The authors also indicate that this is the reason why Lucent and Xerox replaced CEOs and why Coca-Cola, Procter & Gamble, and AT&T have appointed three white, male CEOs in short order. Moreover, Strauss and Jones (2000) mention a Catalyst study showing that women continued to lose their chance to white men despite significant gains in the mid-1990s, with only 12. 5 percent of the senior executives at Fortune 500 companies who were women in 1999 and only 11.
7 percent of Fortune 500 corporate directors who were women. Another example of diversity issues in the workplace is an article by Kiely (2002) who mentions that there was no single black or Hispanic governor in 2002 and the Senate’s 100 members were composed only of 12. 5% Hispanic and 12. 3% black. Kiely (2002) adds that five women governors and 13 women senators were both record-high numbers in 2002 in the country.
However, the statewide positions that historically have been a means for advancement to the presidency have continued to baffle minorities (Kiely, 2002). Kiely (2002) also indicates that out of the 1,864 people who had worked in the Senate since 1789, 15 had been minorities, four blacks, three Hispanics, four Asian-Americans, three Native Americans and one Native Hawaiian.
Likewise, over 2,200 people who had already appointed as governors but only nine had been minorities, four Hispanics, three Asian-Americans, one black and one Native Hawaiian (Kiely, 2002). In the year 2002, about 20 minorities were running or planning to take one of the 34 Senate seats and 36 governor’s offices (Kiely, 2002). Only few minorities were given a fair chance of success, but none of them was an instant favorite (Kiely, 2002).
Politicians of all types of ethnicities and races were concerned by minorities’ under representation in various top elective offices in the country and believed that it has a negative impact on how the country is governed (Kiely, 2002). The top reasons for the poor track record in statewide campaigns for some of the country’s most experienced minority politicians include prejudice against cities, difficulty of raising campaign funds, racial and ethnic stereotypes, and failure to be selected by party leaders and fundraisers as statewide candidates (Kiely, 2002).
According to Lindenberger and Stoltz-Loike, diversity can be a bridge between organizational life and the reality of lives of individuals, a learning exchange and the model for interrelationships between people.

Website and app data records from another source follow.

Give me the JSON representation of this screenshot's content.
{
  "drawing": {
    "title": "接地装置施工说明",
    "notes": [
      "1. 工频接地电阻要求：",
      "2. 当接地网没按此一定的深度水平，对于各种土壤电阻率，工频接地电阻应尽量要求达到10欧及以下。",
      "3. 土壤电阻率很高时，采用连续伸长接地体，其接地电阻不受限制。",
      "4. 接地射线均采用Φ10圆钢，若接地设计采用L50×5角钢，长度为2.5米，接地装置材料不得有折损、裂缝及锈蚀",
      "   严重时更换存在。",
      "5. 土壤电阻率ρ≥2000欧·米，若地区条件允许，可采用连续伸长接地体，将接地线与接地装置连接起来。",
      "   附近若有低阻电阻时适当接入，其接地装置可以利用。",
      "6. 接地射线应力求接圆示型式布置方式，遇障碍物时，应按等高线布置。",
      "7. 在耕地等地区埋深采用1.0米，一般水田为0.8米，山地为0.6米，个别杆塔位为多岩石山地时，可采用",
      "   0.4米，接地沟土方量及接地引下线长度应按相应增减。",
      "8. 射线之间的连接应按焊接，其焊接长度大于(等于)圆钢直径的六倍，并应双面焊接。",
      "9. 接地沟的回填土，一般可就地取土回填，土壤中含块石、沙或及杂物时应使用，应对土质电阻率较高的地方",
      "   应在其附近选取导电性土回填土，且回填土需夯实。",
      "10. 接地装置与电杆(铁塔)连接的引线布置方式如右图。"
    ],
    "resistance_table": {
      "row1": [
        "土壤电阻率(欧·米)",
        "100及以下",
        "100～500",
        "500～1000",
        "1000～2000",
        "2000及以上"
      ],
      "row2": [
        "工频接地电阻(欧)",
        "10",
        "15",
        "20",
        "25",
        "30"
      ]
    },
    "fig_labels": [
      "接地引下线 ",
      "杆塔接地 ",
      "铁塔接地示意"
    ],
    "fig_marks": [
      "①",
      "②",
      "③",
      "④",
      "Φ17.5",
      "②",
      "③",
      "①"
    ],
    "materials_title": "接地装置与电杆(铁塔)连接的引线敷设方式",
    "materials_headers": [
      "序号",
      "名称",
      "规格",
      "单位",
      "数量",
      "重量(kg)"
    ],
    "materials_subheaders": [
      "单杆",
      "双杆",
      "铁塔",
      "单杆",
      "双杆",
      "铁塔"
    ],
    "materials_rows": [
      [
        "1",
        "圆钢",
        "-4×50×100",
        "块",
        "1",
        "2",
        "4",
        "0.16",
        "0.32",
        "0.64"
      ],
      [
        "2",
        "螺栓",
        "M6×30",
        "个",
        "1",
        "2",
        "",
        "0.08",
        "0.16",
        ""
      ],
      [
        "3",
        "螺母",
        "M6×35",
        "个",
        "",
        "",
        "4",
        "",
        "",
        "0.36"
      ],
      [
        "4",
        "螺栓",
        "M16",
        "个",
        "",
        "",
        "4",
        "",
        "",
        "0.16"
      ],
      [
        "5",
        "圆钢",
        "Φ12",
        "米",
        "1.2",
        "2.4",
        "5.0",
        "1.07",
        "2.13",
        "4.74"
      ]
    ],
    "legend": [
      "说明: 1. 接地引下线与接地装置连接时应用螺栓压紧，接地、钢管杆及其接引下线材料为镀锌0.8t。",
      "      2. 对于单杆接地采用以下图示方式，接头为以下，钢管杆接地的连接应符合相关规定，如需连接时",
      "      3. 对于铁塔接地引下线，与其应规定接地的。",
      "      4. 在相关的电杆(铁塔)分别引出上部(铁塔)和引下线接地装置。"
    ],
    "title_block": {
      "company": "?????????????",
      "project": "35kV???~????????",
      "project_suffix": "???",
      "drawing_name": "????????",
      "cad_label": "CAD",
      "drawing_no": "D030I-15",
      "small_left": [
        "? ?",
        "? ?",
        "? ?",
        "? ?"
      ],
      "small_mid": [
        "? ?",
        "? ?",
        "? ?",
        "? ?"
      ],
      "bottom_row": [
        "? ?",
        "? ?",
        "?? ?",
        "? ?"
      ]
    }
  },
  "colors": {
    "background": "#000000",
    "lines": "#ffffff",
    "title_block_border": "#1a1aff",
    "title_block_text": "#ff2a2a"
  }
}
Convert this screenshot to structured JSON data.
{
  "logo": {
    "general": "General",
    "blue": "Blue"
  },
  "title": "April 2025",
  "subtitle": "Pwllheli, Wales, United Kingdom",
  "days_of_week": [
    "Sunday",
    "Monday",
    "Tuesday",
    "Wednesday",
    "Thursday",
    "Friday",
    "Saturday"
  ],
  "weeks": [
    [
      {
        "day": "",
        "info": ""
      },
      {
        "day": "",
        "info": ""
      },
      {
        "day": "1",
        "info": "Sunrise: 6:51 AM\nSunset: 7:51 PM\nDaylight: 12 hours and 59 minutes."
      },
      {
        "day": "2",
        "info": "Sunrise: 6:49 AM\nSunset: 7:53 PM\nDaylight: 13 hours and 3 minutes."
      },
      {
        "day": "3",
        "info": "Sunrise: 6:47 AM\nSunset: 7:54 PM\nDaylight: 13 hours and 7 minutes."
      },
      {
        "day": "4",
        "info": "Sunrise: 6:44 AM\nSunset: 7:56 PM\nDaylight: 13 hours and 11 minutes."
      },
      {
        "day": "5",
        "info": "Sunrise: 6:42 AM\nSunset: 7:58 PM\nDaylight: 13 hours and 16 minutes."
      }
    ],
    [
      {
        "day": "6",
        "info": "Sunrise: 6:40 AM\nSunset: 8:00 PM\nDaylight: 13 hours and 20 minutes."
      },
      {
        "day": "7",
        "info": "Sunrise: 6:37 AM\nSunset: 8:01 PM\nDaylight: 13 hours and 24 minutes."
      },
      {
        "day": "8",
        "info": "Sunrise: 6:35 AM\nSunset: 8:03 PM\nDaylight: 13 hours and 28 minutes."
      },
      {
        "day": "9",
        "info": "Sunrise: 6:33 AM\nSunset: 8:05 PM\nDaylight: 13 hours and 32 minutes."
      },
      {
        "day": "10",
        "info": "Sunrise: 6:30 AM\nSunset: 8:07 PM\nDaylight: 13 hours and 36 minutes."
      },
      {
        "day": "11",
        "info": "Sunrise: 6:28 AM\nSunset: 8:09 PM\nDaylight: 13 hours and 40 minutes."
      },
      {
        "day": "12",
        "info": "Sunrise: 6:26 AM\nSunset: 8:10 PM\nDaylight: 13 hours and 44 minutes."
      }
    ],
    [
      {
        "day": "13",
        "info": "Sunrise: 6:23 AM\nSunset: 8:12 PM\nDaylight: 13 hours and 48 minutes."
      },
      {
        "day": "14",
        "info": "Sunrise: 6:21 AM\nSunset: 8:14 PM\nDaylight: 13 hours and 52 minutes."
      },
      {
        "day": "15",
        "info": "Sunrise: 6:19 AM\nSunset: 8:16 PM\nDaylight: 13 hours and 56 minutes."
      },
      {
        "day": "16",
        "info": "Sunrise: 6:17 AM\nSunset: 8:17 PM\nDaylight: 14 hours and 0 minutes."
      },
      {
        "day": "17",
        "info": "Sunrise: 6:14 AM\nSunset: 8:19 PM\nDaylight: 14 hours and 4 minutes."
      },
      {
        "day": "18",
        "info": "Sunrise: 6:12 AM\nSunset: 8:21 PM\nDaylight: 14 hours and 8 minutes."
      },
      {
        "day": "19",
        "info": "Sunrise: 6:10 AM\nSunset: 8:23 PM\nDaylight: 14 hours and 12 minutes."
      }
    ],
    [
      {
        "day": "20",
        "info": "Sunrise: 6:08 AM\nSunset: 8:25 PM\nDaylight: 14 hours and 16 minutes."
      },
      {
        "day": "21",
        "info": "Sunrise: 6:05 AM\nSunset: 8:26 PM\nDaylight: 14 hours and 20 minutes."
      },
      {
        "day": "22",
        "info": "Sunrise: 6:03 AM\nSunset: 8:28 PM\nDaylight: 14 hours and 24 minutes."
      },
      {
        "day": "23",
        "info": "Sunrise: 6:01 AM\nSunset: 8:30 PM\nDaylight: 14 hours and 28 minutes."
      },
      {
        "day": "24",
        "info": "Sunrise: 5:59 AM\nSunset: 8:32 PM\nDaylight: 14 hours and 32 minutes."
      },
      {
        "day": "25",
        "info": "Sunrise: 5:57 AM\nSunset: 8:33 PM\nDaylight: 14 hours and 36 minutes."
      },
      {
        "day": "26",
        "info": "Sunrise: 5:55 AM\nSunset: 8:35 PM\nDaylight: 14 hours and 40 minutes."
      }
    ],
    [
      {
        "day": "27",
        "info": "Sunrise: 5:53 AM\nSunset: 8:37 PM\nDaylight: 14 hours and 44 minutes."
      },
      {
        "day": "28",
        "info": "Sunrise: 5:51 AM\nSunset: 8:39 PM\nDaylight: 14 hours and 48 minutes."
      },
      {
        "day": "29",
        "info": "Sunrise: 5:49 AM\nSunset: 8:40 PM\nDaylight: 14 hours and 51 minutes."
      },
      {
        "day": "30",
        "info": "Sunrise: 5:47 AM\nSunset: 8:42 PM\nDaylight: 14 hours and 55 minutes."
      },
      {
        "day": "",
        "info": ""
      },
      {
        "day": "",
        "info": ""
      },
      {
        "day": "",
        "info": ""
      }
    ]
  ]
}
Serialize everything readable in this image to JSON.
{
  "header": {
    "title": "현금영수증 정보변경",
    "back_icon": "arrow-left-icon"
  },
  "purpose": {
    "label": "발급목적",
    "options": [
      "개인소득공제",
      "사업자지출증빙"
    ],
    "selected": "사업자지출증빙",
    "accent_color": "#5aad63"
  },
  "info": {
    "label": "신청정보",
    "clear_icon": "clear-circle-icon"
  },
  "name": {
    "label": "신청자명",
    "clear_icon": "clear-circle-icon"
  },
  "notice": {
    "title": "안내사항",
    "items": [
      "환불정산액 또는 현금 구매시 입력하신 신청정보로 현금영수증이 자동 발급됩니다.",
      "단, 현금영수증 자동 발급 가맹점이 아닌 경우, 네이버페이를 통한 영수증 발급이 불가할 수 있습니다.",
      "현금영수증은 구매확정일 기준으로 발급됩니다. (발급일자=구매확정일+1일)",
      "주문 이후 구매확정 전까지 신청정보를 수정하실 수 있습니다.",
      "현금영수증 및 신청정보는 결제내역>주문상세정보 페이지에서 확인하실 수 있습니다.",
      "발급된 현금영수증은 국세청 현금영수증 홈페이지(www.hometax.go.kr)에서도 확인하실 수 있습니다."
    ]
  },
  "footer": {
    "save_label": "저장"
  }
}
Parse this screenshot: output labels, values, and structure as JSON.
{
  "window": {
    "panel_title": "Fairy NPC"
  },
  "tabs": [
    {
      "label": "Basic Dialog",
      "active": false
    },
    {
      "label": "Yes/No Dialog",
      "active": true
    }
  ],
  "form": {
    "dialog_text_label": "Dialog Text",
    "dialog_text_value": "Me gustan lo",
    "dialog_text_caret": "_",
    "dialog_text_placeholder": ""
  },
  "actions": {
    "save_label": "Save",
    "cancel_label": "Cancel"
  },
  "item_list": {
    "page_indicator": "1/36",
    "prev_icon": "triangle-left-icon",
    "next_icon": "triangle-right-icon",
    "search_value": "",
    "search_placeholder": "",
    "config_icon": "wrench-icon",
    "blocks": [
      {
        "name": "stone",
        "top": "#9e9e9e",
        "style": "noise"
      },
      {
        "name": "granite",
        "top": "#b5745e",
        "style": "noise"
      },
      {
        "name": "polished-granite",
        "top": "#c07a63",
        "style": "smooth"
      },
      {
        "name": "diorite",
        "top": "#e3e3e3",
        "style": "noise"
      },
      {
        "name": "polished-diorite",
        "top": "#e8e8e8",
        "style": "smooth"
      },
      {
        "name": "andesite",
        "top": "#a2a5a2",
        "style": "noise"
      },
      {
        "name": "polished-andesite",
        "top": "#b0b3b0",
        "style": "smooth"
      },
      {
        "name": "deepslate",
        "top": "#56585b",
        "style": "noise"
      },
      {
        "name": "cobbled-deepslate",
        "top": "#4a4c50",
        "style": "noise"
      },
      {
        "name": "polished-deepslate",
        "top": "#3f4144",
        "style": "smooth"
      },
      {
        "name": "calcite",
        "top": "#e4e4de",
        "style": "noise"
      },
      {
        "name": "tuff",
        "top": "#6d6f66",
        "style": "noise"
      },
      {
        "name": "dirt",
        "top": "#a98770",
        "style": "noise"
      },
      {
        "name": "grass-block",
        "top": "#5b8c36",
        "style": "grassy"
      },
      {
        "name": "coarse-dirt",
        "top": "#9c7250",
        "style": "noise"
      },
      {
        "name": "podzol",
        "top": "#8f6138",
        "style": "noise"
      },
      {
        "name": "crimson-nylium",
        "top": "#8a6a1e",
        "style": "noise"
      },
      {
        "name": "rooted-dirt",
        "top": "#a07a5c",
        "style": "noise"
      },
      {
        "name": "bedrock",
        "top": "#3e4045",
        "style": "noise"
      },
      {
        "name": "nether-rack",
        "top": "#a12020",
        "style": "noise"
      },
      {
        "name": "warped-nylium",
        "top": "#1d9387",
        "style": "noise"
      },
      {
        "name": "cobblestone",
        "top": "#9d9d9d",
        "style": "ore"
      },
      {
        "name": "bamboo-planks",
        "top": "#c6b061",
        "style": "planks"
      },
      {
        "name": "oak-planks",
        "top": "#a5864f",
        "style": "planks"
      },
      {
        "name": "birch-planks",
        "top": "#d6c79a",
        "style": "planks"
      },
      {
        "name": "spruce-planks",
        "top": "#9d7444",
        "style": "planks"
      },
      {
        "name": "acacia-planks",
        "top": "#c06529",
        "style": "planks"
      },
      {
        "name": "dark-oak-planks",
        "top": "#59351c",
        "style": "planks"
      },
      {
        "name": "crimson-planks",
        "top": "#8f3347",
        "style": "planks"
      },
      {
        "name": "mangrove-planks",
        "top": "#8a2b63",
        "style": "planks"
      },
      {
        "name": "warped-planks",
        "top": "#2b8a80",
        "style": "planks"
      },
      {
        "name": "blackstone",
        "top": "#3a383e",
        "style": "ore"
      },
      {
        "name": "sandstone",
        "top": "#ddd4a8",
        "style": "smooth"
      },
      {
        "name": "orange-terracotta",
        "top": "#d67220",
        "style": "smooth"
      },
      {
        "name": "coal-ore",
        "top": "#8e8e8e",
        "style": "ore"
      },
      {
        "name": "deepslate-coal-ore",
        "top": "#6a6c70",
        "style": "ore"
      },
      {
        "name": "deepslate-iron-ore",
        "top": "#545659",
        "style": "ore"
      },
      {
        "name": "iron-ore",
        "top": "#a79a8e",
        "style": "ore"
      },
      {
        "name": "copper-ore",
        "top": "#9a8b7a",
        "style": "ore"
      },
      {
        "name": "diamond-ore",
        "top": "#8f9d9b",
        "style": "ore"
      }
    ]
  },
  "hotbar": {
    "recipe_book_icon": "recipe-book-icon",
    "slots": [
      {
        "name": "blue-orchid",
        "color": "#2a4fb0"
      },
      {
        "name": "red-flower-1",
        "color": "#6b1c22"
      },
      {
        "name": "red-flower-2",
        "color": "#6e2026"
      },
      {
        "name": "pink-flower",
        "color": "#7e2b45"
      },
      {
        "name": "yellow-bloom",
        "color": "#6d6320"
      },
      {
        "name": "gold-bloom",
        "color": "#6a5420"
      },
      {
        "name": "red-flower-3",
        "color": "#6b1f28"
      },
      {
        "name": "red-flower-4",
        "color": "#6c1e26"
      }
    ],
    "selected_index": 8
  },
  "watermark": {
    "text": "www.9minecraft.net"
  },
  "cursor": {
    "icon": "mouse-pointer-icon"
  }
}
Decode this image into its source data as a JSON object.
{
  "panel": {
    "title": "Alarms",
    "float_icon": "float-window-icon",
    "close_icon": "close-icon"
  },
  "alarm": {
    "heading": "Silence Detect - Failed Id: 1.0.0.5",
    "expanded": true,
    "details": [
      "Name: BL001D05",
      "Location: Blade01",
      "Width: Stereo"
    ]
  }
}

One advantage of a diverse workforce is the ability to hire several talented individuals from different perspectives, cultural backgrounds, and abilities (Lindenberger & Stoltz-Loike).
Some holistic strategies to address diversity in the workplace include exploring ways to link diversity with ways to increase corporate profits, ensuring that diversity is evident at all organizational levels by promoting positive responses and showing respect for diversity issues, broadening the definition and efforts to deal with diversity, removing artificial hindrances to success, providing practical training, and performing regular organizational assessments of pay, benefits, work environment, and promotional opportunities (Lindenberger & Stoltz-Loike).
References Kiely, K. (2002). These are America’s governors. No blacks. No Hispanics. Retrieved July 22, 2009, from http://www. usatoday. com/educate/college/business/casestudies/20020627-diversity. pdf Lindenberger, J. & Stoltz-Loike, M. Diversity in the workplace. Retrieved July 22, 2009, from http://www. zeromillion. com/econ/workplace-diversity. html Strauss, G. & Jones, D. (2000). Too-bright spotlight burns female CEOs. Retrieved July 22, 2009, from http://www. usatoday. com/educate/college/business/casestudies/20020627-diversity. pdf